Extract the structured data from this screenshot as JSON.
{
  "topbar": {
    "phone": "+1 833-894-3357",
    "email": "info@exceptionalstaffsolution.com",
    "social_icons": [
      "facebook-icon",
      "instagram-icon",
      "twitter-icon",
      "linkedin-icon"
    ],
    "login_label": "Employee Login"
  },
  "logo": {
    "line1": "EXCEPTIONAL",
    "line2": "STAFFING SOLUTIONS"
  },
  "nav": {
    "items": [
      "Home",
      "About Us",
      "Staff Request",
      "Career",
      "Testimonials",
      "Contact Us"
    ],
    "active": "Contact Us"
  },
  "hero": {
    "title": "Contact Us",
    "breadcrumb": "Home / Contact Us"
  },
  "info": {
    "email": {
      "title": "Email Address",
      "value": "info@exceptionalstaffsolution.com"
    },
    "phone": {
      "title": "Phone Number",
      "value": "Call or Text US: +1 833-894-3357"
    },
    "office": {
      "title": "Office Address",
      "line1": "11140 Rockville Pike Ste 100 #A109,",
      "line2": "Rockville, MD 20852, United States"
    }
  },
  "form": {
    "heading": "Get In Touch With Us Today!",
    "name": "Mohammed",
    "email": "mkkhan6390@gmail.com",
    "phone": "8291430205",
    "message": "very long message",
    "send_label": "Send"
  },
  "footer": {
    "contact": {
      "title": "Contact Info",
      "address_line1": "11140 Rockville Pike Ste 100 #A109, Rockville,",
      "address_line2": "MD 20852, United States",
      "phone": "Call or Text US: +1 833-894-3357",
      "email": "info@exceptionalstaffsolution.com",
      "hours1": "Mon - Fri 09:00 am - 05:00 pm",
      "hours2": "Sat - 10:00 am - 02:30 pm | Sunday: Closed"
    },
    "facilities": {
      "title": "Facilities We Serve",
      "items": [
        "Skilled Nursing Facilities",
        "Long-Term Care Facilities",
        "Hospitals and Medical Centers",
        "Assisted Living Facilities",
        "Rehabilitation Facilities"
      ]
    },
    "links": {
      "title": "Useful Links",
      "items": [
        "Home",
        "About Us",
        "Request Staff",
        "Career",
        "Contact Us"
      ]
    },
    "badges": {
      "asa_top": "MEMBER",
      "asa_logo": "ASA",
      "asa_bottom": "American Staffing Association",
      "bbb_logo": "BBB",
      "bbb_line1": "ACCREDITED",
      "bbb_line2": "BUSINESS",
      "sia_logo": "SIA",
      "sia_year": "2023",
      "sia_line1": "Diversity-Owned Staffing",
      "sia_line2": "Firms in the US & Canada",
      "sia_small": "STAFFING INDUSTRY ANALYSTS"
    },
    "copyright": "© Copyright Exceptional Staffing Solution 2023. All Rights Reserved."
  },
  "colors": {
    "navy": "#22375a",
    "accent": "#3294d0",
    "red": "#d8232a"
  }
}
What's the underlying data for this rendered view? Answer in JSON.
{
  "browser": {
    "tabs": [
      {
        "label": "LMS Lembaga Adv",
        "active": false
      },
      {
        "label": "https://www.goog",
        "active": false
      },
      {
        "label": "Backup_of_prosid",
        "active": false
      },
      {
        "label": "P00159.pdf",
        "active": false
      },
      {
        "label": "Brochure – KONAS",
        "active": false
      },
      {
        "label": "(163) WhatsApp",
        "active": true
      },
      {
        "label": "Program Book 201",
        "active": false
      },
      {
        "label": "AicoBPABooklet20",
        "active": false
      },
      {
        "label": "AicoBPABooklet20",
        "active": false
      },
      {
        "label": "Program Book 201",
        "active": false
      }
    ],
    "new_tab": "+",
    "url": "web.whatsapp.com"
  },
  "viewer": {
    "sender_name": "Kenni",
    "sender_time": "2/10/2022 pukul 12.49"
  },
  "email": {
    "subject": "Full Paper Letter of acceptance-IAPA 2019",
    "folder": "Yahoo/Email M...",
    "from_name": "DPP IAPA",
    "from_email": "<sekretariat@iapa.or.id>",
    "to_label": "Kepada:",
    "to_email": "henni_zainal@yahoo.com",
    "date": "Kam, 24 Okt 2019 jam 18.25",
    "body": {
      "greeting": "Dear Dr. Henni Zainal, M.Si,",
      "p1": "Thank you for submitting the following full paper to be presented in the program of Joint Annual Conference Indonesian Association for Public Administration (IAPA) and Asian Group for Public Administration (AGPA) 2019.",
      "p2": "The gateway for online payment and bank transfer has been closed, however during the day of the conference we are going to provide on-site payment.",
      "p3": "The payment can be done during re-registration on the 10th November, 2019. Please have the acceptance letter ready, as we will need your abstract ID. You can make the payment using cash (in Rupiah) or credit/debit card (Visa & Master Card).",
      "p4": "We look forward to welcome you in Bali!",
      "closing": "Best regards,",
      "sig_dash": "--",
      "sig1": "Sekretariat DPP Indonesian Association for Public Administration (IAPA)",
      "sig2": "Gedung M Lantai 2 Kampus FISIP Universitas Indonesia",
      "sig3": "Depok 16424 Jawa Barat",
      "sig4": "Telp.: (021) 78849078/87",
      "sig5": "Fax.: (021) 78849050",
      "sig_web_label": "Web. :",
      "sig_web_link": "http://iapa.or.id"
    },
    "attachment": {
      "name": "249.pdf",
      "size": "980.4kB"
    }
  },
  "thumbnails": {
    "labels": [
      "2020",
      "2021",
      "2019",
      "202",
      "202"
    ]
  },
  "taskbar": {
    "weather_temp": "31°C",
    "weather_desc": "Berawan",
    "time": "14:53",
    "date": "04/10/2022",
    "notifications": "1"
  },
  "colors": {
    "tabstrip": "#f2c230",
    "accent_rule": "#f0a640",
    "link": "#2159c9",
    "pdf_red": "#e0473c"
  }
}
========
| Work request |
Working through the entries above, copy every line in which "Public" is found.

| Answer to this exercise |
      "p1": "Thank you for submitting the following full paper to be presented in the program of Joint Annual Conference Indonesian Association for Public Administration (IAPA) and Asian Group for Public Administration (AGPA) 2019.",
      "sig1": "Sekretariat DPP Indonesian Association for Public Administration (IAPA)",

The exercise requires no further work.